THE awesome sight of the bow section of the new Type 26 frigate, HMS Glasgow, rolling down the slipway in Govan, as shown in many newspapers including The Herald, is reminiscent of the golden days of Scottish naval shipbuilding, albeit on a much smaller scale.

Such images and the dependent jobs are likely to disappear from the Clyde should Scotland become ‘independent’, as Nicola Sturgeon intends.

It’s difficult to imagine the UK government building the considerable numbers of new Royal Navy ships in the pipeline in what would have become a foreign shipyard, and taxpayers in the remainder of the UK would rightly rebel against their taxes being used for this purpose.

I would imagine that the new Scottish navy could perhaps stretch to a couple of new fishery protection vessels but very little else, and with the Scottish government’s much-publicised inability to build two much-needed ferries on time and within budget, it’s doubtful if they would ever be launched.

Bob MacDougall, Kippen.


WHY oh why is the message on ventilation for Covid prevention not getting through to hospitality venues? Why is the Scottish Government guidance on ventilation so anaemic?

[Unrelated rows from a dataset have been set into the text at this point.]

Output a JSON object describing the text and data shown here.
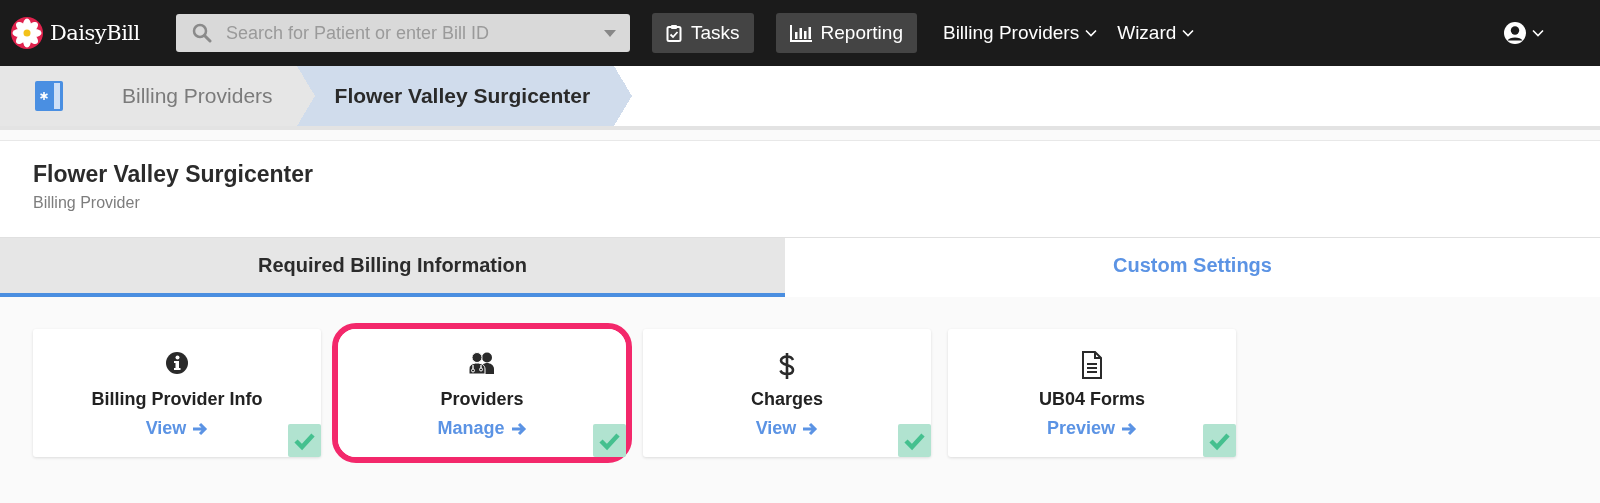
{
  "topbar": {
    "logo": "DaisyBill",
    "search": {
      "placeholder": "Search for Patient or enter Bill ID"
    },
    "buttons": [
      {
        "label": "Tasks",
        "kind": "tasks"
      },
      {
        "label": "Reporting",
        "kind": "reporting"
      }
    ],
    "menus": [
      "Billing Providers",
      "Wizard"
    ]
  },
  "breadcrumb": [
    {
      "label": "Billing Providers",
      "selected": false
    },
    {
      "label": "Flower Valley Surgicenter",
      "selected": true
    }
  ],
  "header": {
    "title": "Flower Valley Surgicenter",
    "subtitle": "Billing Provider"
  },
  "tabs": [
    {
      "label": "Required Billing Information",
      "selected": true
    },
    {
      "label": "Custom Settings",
      "selected": false
    }
  ],
  "cards": [
    {
      "kind": "info",
      "title": "Billing Provider Info",
      "link": "View",
      "checked": true,
      "highlighted": false
    },
    {
      "kind": "providers",
      "title": "Providers",
      "link": "Manage",
      "checked": true,
      "highlighted": true
    },
    {
      "kind": "charges",
      "title": "Charges",
      "link": "View",
      "checked": true,
      "highlighted": false
    },
    {
      "kind": "forms",
      "title": "UB04 Forms",
      "link": "Preview",
      "checked": true,
      "highlighted": false
    }
  ]
}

It has been well-known in South-east Asia and indeed in Europe for a full year that aerosol transmission of the virus was an important transmission mechanism. Eventually the World Health Organisation acknowledged the situation.

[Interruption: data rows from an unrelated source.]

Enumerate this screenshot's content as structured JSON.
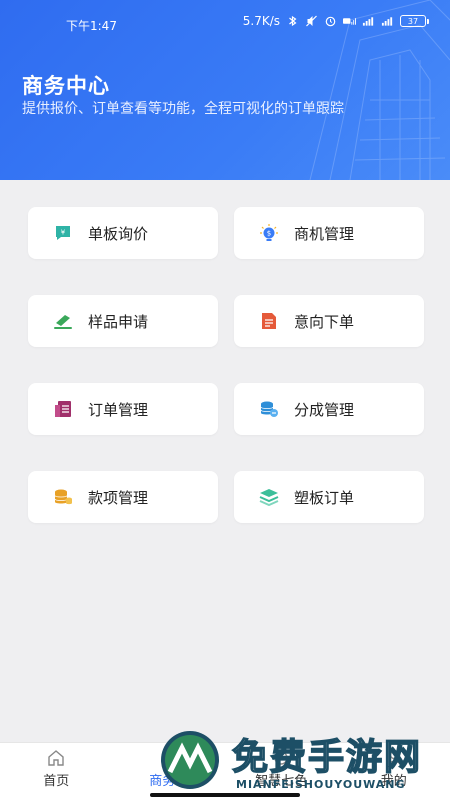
{
  "status_bar": {
    "time": "下午1:47",
    "network_speed": "5.7K/s",
    "battery": "37"
  },
  "header": {
    "title": "商务中心",
    "subtitle": "提供报价、订单查看等功能，全程可视化的订单跟踪"
  },
  "menu": [
    {
      "label": "单板询价",
      "icon": "inquiry-icon",
      "color": "#2fb3a6"
    },
    {
      "label": "商机管理",
      "icon": "lightbulb-icon",
      "color": "#3a7cf6"
    },
    {
      "label": "样品申请",
      "icon": "sample-icon",
      "color": "#3aa85a"
    },
    {
      "label": "意向下单",
      "icon": "document-icon",
      "color": "#e55a3a"
    },
    {
      "label": "订单管理",
      "icon": "order-list-icon",
      "color": "#a0306a"
    },
    {
      "label": "分成管理",
      "icon": "coins-share-icon",
      "color": "#2f8fd8"
    },
    {
      "label": "款项管理",
      "icon": "coins-icon",
      "color": "#e8a126"
    },
    {
      "label": "塑板订单",
      "icon": "layers-icon",
      "color": "#3cbf9a"
    }
  ],
  "tabbar": [
    {
      "label": "首页",
      "icon": "home-icon"
    },
    {
      "label": "商务中",
      "icon": "business-icon"
    },
    {
      "label": "智慧七色",
      "icon": "smart-icon"
    },
    {
      "label": "我的",
      "icon": "profile-icon"
    }
  ],
  "watermark": {
    "title": "免费手游网",
    "subtitle": "MIANFEISHOUYOUWANG"
  }
}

Recently, even the BBC has been trying to make us aware that such transmission is probably the main source of new cases.Yet some hospitality venues seem blissfully unaware.

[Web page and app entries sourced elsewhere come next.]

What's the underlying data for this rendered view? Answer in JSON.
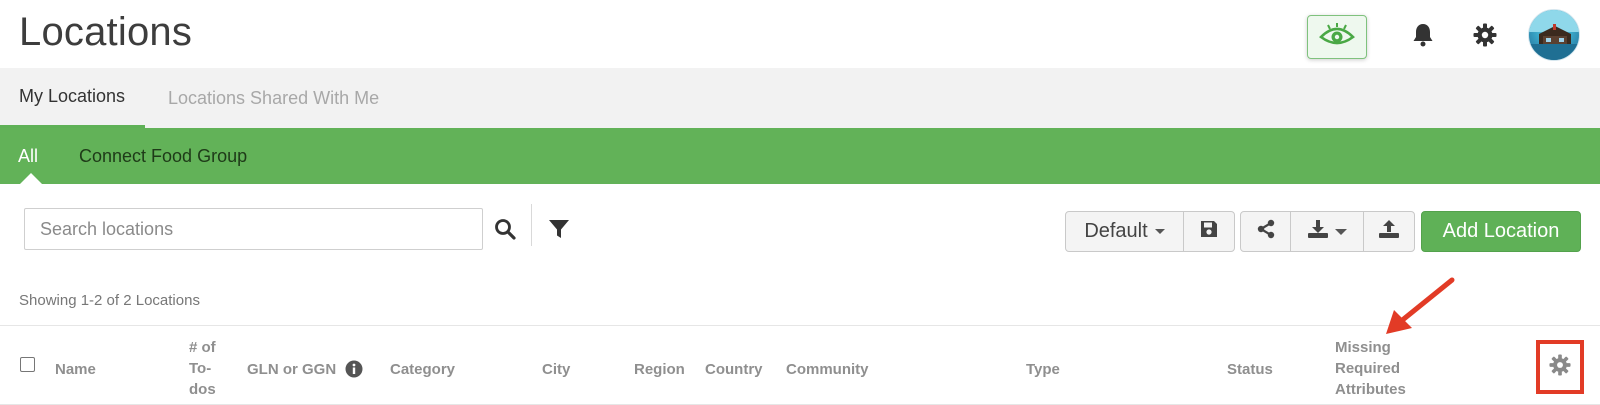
{
  "header": {
    "title": "Locations",
    "icons": {
      "eye": "eye-icon",
      "bell": "bell-icon",
      "settings": "gear-icon",
      "avatar": "avatar"
    }
  },
  "tabs": [
    {
      "label": "My Locations",
      "active": true
    },
    {
      "label": "Locations Shared With Me",
      "active": false
    }
  ],
  "subnav": [
    {
      "label": "All",
      "active": true
    },
    {
      "label": "Connect Food Group",
      "active": false
    }
  ],
  "toolbar": {
    "search_placeholder": "Search locations",
    "view_label": "Default",
    "add_label": "Add Location",
    "icons": [
      "search-icon",
      "filter-icon",
      "save-icon",
      "share-icon",
      "download-icon",
      "upload-icon"
    ]
  },
  "showing": "Showing 1-2 of 2 Locations",
  "table": {
    "columns": [
      {
        "label": "Name"
      },
      {
        "label": "# of To-dos",
        "lines": [
          "# of",
          "To-",
          "dos"
        ]
      },
      {
        "label": "GLN or GGN"
      },
      {
        "label": "Category"
      },
      {
        "label": "City"
      },
      {
        "label": "Region"
      },
      {
        "label": "Country"
      },
      {
        "label": "Community"
      },
      {
        "label": "Type"
      },
      {
        "label": "Status"
      },
      {
        "label": "Missing Required Attributes",
        "lines": [
          "Missing",
          "Required",
          "Attributes"
        ]
      }
    ]
  },
  "colors": {
    "brand_green": "#62b258",
    "annotation_red": "#e23b26",
    "header_gray": "#8f8f8f"
  }
}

Garden centres are now open and offering take-aways from their restaurant areas.

Two, recently visited, had no obvious ventilation of any kind in their indoor areas and, when challenged as to why no windows were open, they respond either blankly or by saying that customers objected to draughts.

Last year, when hospitality was open, the reactions were the same.

Any attempt to contact the Government directly seems a waste of time. I received a response more than three months after trying with the standard reply, “your enquiry will be dealt with”, despite the fact that no “enquiry” had actually been made.

Others have had a similar experience. Venues are about to open more fully on April 26. We seem to have a surfeit of advice and guidance but why can our Government not highlight this primary risk as a top priority or do we have a death wish?

Professor John Spence, Airdrie.


AS we all know, and are frequently reminded in the media, many local shops have suffered badly over the past year, primarily due to coronavirus lockdown restrictions, but also due to other factors including competition from online retailers and edge-of-town shopping malls/retail parks.

To help local shops survive and to give them a boost on re-opening next week, could local councils discontinue car-parking charges to make it easier and cheaper for customers to visit these shops?

For example, in Milngavie the unrestricted car parks are full to overflowing whilst the two council car parks, where charges are imposed, are generally at about quarter capacity.

In the grand scheme of public finances where hundreds of billions of pounds are freely discussed, the lost revenue would be minimal.

The longer-term potential benefits could be great for the traders, the councils, and the encumbered towns and villages.

Robin M Brown, Milngavie.


AS exercise during lockdown I have been riding an old bike on an old turbo-trainer in the back porch.

A speedometer tracks my efforts by a magnetic sensor that records how often the back wheel turns.

Last week I noticed that my performance had improved dramatically, moving towards the output of a professional road cyclist.

Sadly, the improvement had nothing to do with fitness. Another magnet on the wheel had slipped out of position on its spoke, so that each revolution was being counted twice.

A friend has suggested that I should go the whole hog and fit a complete set of magnetic spokes thus achieving an 18-fold improvement. That would be silly, and cheating.

Gilbert MacKay, Newton Mearns.


I AM disappointed to find The Herald, my favourite newspaper, party to irresponsible journalism. I refer, of course, to the headline above Tom Torrance’s article, “Here’s why we should do household chores. . . they can help stave off dementia” (April 17).

What should have been a carefree weekend, enjoying sunshine and long-awaited freedom, was given over instead to tasks allotted by an imperious spouse, and I fear the moral high ground has been ceded for coming weeks.

My mild response that perhaps this applied to both sexes was perhaps ill-judged, but such articles should come with a health and safety warning.

R Russell Smith, Largs.


JUST how greedy can the owners of Europe’s leading clubs become? Not content with the huge profits from TV deals and merchandising sales, even if match-day attendances have dried up over the last year, the cynical move towards a breakaway European Super League beggars belief.

To point out just one obvious flaw, how can the participating clubs put out their best teams for midweek fixtures in the new league and for weekend fixtures in their domestic competitions?

R. Monaghan, Glasgow.